> [ACTION ITEM]:
Scan the records for the string "time"; copy each line where it occurs.

START DATA SHOWN

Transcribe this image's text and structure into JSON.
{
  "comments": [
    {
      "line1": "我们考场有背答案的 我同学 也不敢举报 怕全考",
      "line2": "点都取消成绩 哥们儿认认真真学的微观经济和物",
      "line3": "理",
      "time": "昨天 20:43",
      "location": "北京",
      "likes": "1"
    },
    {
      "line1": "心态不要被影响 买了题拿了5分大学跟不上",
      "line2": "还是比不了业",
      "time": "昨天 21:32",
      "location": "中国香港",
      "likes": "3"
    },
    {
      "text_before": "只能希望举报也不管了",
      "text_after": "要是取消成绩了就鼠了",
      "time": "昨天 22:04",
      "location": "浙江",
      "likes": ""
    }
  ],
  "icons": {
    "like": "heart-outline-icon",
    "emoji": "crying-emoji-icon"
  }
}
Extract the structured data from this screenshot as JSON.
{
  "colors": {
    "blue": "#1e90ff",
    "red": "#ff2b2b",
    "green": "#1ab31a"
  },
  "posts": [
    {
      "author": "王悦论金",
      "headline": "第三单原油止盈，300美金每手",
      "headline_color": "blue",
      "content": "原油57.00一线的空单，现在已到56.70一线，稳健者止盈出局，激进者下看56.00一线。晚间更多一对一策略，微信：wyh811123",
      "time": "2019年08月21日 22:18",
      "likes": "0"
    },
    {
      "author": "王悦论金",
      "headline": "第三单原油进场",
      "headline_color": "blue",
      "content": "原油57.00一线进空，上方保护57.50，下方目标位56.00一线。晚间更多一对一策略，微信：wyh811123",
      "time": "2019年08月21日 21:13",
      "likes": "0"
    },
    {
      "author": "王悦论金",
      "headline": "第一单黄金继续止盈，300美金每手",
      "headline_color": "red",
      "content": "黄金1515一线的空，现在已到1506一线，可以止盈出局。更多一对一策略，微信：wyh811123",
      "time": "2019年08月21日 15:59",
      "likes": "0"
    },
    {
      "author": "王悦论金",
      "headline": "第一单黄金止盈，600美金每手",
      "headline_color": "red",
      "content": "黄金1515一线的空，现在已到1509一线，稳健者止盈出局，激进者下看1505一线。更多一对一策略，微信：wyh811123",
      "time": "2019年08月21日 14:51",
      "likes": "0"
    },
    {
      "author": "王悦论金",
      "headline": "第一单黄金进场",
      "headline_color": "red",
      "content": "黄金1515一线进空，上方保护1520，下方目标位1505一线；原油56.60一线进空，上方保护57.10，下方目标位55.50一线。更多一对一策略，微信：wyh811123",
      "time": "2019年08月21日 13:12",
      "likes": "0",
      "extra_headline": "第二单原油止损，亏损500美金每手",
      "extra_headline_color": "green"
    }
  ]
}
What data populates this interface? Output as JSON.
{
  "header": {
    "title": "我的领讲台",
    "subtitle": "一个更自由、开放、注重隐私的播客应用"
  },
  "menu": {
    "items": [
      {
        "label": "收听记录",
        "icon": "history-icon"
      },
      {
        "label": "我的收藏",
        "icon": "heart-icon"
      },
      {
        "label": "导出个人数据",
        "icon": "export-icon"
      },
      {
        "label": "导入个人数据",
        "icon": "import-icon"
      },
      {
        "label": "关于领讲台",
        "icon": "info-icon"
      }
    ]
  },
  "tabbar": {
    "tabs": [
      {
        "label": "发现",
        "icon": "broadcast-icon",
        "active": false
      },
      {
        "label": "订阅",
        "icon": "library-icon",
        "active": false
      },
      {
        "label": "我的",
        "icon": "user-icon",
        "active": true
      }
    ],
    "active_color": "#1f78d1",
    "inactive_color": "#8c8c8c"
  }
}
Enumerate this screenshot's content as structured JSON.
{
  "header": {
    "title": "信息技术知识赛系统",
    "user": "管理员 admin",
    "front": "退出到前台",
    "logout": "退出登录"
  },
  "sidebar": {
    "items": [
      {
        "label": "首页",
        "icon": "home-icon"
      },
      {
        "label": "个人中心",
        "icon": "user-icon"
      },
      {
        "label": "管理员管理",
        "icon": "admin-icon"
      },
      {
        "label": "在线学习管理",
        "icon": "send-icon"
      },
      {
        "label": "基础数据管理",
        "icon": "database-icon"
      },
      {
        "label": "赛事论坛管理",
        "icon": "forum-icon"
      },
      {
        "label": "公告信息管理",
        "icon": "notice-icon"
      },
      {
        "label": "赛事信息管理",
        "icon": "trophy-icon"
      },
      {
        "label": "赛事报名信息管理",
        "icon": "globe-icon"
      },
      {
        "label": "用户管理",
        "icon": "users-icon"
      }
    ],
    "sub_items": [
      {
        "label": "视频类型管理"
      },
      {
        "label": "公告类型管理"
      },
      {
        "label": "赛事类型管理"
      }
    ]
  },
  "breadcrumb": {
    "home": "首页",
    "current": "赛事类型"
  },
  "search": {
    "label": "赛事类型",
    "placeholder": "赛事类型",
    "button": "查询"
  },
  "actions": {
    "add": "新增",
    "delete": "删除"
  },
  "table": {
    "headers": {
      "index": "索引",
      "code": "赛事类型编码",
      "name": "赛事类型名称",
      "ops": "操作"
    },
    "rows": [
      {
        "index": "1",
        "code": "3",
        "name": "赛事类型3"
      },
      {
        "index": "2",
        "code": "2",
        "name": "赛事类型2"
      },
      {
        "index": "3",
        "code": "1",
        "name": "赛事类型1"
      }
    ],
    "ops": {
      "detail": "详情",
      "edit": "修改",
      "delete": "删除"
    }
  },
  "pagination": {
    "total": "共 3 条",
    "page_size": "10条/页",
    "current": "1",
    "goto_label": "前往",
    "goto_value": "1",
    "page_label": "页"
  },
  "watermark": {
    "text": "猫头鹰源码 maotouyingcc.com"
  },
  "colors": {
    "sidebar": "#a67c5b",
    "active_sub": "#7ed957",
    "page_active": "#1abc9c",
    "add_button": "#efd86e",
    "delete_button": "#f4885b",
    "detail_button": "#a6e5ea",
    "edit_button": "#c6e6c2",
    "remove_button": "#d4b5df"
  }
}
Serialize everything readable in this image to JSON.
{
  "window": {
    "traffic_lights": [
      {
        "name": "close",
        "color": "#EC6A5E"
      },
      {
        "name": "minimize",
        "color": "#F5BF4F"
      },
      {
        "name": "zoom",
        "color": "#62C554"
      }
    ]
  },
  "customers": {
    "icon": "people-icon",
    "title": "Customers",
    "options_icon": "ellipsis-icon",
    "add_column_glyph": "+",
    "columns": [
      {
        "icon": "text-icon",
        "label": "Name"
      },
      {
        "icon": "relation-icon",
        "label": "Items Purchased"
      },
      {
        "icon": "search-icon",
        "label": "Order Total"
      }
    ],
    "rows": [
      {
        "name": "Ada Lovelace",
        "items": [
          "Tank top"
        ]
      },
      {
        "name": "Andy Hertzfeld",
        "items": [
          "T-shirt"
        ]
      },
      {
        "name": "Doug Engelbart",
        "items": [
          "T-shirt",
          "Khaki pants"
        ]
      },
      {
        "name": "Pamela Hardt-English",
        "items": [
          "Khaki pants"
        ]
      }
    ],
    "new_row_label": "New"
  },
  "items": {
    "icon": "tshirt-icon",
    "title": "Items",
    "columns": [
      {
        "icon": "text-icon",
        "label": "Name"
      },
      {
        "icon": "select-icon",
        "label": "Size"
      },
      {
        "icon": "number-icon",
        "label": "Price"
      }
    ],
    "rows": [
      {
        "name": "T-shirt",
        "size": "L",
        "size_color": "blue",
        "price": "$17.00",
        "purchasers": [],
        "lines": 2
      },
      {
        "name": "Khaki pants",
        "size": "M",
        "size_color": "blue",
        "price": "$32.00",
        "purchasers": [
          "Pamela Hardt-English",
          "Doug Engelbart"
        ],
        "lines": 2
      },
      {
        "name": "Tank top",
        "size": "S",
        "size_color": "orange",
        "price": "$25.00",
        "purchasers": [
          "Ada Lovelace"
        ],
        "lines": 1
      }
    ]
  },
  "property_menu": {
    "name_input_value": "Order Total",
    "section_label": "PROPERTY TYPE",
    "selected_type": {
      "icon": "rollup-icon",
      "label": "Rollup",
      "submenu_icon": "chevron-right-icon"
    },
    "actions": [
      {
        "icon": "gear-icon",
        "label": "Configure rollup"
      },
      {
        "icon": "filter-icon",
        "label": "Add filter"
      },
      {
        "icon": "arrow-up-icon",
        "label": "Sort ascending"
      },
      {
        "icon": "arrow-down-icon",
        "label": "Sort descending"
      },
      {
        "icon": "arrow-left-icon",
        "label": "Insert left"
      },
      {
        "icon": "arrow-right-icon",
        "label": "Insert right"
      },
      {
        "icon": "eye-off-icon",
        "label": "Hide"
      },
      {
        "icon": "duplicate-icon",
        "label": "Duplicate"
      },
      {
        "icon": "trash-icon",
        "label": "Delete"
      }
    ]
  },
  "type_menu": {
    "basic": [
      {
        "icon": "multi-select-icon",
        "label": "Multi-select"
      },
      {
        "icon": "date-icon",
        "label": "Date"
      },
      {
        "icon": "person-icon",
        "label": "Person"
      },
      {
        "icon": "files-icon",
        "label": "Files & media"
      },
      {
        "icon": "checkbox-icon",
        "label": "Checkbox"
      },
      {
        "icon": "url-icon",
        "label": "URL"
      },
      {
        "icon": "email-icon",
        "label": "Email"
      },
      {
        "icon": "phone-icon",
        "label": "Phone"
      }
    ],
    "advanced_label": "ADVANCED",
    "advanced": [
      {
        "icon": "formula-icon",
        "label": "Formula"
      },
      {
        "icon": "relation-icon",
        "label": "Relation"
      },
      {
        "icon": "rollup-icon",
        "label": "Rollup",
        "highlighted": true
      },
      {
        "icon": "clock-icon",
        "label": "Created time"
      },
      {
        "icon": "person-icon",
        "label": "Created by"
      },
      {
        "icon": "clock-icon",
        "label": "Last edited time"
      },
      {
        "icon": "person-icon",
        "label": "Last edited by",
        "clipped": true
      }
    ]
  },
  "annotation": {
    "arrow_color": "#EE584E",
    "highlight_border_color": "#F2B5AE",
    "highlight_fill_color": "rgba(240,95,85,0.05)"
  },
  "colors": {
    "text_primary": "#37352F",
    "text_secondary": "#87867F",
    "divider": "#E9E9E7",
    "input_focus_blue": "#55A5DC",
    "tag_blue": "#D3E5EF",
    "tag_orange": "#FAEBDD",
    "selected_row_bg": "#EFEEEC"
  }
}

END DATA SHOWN

> [EXERCISE SOLUTION]:
      "time": "昨天 20:43",
      "time": "昨天 21:32",
      "time": "昨天 22:04",
      "time": "2019年08月21日 22:18",
      "time": "2019年08月21日 21:13",
      "time": "2019年08月21日 15:59",
      "time": "2019年08月21日 14:51",
      "time": "2019年08月21日 13:12",
        "label": "Created time"
        "label": "Last edited time"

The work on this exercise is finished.